There once was a neighborhood in Jerusalem that was scheduled for gentrification. It was called Mamilla. As it is to this day. But the gentrification has transformed the old neighborhood and made it into a sophisticated tourist destination, packed with shoppers, cafes, upscale restaurants and a five star hotel.
I can think of no truly abandoned neighborhoods in Israel. I can think of plenty within a short drive of my New Jersey home.
A few miles away is the Orange Memorial Hospital. I pass it often and it never fails to engage me. The Emergency Room sign still stands. But unlucky is he who goes to Orange Memorial for an emergency. Unless he chooses to be treated by pigeons or other vermin.
The hospital was built in 1906 and it incorporated an already existing school of nursing. The surrounding neighborhood was a growing bastion of the New Jersey upper middle class, with plenty of nearby mansions owned by prosperous Manhattanites who ventured across the Hudson River for leisurely summers in the country.. The community needed a hospital. And so it was.
Gradually the neighborhood changed. The upscale residents moved on, mostly north and west. They were replaced by poor and working class people. People who depended on Orange Memorial for work and health care.
Orange Memorial thrived for many decades. It reached its 100th birthday in a complex that had grown to eight buildings and was supported by nearby physicians’ offices and pharmacies and parking lots. Its hallowed stories of defying death are known to many. As are its stories of welcoming life. Life and death and everything in between are in the hollowed halls of Orange Memorial. It was a good neighbor.
And then it was abandoned. It now stands with open windows on a desolate piece of land, all buildings intact, without heart, hearth, or soul. The surrounding neighborhood had changed. The locals were now poor city dwellers. . One day the hospital locked its doors, but, strangely, not its windows. It is horrifying to imagine what lies inside today, more than a decade after those windows were left open to elements alive and otherwise.
Yes, it has been scheduled for urban renewal. But the wheels of urban renewal seem to be moving very slowly. They are many years behind schedule. And the hospital remains a blight in a busy area of the City of Orange. Its emergency room closed forever.

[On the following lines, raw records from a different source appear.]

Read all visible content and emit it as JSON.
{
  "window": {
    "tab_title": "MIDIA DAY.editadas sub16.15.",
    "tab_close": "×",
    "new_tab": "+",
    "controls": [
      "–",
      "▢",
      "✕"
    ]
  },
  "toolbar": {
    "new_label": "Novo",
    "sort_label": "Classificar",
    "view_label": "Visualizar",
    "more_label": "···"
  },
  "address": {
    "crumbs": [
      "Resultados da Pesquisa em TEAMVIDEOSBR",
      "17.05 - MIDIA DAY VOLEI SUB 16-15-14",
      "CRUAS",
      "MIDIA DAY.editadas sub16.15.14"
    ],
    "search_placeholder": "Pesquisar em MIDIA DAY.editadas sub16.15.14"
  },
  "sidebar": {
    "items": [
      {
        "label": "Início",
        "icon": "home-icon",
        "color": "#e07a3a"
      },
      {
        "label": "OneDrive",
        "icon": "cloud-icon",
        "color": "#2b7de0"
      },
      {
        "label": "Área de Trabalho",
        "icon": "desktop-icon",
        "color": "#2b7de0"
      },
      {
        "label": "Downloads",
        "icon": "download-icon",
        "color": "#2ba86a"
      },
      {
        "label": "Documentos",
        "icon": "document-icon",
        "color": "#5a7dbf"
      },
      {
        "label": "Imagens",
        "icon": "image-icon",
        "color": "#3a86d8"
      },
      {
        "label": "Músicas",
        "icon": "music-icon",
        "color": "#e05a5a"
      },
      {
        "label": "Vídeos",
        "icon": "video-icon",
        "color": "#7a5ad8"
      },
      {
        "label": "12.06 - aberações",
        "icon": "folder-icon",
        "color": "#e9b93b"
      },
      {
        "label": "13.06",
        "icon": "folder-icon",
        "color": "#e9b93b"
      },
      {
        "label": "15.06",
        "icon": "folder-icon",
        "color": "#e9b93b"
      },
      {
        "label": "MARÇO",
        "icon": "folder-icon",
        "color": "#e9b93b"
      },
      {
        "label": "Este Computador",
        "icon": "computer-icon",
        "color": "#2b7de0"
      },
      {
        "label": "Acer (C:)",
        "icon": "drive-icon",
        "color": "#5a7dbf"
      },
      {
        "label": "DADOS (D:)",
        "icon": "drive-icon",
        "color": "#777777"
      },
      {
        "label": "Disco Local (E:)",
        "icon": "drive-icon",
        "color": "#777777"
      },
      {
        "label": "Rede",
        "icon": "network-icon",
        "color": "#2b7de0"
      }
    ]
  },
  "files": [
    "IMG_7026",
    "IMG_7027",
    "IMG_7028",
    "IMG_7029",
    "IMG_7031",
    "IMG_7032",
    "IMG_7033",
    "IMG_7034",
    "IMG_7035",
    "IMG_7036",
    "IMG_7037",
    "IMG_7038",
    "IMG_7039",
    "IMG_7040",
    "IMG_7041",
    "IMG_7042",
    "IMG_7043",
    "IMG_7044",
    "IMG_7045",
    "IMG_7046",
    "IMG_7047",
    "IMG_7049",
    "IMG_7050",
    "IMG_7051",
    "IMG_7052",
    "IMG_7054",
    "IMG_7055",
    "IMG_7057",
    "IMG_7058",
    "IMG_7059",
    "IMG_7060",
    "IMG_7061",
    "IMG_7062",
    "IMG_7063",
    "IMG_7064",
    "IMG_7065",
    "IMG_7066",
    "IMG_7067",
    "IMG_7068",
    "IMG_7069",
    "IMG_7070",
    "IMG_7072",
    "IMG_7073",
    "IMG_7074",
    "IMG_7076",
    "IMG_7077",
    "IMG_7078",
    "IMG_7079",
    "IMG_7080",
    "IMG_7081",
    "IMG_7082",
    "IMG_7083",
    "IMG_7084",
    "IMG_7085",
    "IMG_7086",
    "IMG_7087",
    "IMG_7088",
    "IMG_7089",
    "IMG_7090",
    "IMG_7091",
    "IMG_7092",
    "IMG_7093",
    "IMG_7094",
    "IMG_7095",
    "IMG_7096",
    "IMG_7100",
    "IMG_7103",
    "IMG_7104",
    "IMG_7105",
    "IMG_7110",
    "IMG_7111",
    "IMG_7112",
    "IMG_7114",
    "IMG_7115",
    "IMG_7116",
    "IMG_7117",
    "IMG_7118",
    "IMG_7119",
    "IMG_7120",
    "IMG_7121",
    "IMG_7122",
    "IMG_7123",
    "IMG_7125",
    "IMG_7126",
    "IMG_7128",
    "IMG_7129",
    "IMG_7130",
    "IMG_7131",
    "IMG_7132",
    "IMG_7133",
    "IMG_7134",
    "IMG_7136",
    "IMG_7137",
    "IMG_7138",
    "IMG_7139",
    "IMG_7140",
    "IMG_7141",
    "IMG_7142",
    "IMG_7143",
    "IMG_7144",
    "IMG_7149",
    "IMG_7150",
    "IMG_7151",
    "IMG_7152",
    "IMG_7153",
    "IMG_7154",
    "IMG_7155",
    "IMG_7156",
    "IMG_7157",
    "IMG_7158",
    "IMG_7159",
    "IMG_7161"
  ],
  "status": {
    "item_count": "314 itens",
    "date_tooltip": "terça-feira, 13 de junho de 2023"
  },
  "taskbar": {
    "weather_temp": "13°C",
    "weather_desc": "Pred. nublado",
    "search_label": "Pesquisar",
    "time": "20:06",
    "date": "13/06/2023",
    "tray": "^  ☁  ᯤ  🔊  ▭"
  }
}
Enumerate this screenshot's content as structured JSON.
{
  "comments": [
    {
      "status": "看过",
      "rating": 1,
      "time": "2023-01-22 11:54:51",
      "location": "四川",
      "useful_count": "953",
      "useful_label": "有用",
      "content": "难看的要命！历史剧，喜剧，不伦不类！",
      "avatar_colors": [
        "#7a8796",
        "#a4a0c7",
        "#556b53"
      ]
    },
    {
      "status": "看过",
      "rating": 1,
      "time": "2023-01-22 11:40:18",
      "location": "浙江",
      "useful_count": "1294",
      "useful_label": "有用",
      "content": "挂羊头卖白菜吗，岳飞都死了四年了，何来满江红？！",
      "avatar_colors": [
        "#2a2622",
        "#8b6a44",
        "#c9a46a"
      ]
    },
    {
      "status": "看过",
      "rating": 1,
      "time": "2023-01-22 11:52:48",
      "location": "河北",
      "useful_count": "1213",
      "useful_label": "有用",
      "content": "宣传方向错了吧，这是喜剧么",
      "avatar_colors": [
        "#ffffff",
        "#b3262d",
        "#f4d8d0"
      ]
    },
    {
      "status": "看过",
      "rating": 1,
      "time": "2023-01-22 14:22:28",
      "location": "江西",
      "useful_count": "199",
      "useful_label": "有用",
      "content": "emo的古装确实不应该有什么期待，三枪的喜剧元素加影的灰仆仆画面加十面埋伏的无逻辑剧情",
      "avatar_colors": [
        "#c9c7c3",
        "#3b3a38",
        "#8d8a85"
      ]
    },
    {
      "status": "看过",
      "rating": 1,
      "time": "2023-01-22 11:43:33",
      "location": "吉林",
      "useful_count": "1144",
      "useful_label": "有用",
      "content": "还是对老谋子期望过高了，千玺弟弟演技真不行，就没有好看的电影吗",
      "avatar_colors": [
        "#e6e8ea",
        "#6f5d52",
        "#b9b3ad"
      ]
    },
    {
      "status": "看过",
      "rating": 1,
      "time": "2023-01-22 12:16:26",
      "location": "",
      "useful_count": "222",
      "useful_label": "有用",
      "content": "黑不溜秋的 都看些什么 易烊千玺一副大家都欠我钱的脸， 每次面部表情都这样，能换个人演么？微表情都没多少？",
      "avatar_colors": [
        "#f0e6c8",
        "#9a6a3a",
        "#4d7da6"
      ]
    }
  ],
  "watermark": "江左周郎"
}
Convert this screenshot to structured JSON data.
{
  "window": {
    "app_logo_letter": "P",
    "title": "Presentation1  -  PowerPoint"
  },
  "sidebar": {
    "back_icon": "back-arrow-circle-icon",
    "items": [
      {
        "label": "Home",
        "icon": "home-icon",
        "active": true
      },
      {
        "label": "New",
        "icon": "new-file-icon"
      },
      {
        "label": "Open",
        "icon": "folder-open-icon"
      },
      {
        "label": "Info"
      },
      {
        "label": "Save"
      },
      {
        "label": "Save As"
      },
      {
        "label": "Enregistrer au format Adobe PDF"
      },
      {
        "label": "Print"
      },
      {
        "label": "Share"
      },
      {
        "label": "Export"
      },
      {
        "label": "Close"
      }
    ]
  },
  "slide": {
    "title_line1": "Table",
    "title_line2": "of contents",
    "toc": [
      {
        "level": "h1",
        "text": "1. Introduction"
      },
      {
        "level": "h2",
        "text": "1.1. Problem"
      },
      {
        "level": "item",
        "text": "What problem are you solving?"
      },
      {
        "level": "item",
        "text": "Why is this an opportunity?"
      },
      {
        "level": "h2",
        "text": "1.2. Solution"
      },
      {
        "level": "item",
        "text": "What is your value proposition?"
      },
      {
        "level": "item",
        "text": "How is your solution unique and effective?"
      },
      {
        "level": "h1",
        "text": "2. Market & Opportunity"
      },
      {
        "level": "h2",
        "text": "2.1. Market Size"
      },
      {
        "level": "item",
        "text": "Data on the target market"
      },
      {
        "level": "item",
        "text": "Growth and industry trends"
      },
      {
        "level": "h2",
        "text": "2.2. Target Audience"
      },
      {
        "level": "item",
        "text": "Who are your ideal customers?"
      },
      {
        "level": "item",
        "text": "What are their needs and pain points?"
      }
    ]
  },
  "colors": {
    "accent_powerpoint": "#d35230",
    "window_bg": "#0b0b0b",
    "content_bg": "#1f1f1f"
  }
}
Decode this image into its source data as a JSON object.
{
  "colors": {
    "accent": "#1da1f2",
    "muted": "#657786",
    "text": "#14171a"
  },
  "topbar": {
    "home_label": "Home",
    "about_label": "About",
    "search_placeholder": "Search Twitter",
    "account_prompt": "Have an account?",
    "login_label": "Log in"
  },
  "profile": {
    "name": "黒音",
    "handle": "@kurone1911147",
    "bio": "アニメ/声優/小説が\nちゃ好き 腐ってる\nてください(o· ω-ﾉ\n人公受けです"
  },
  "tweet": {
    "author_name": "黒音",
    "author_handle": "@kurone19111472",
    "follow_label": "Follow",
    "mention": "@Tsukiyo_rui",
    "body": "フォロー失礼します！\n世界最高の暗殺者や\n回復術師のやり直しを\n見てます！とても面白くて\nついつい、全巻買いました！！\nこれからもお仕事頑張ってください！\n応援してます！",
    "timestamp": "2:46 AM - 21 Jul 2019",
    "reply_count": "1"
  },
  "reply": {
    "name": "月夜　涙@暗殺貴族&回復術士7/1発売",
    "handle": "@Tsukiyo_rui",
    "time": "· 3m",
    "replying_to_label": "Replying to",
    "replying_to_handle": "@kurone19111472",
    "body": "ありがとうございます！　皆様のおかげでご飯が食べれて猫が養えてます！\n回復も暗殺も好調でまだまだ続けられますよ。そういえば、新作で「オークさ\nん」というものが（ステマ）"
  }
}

I’ve been to plenty of places in Europe, especially Jewish Eastern Europe, where I’ve seen blight, particularly old synagogues and cemeteries. The most haunting was in a small village in Transylvania, Romania. Our research had pinpointed a synagogue on the map and indeed a recognizable building stood exactly on the designated spot. The building was hollow inside, as was my soul. We stood outside (there was no inside) for a long time and observed the present occupants. Cousins of the pigeons at Orange Memorial no doubt. The shul was a font of activity. All non human. This was what had become of our people and their institutions. It was so easy to imagine the building when it was still alive; to hear the t’fillot and see the congregants in their Shabbat finery. Not today world. Not today.
But one doesn’t have to go to Eastern Europe to witness desecrated Jewish shuls or cemeteries. There are plenty of them in New Jersey. Yes! My zayda lies in a grave in North Arlington, New Jersey, twenty minutes from our suburban condo with its grassy knolls and wooded vistas. Where Zayda lies, graves are sinking into the ground. All maintenance has stopped. Perpetual care is an oxymoron. Snakes, rabbits and pigeons romp and play in the hallowed ground.
This would never happen in Israel! Absolutely never.
The world has many places that shame us. How blessed we are that Israel has none. We treat our ancient ruins with overwhelming respect.
They are our history. Our contemporary ruins are so transient that they essentially don’t exist. We have tear-downs which are promptly replaced by newer and better and more inviting than before new construction. The cranes are everywhere.
Proud to call myself an Israeli!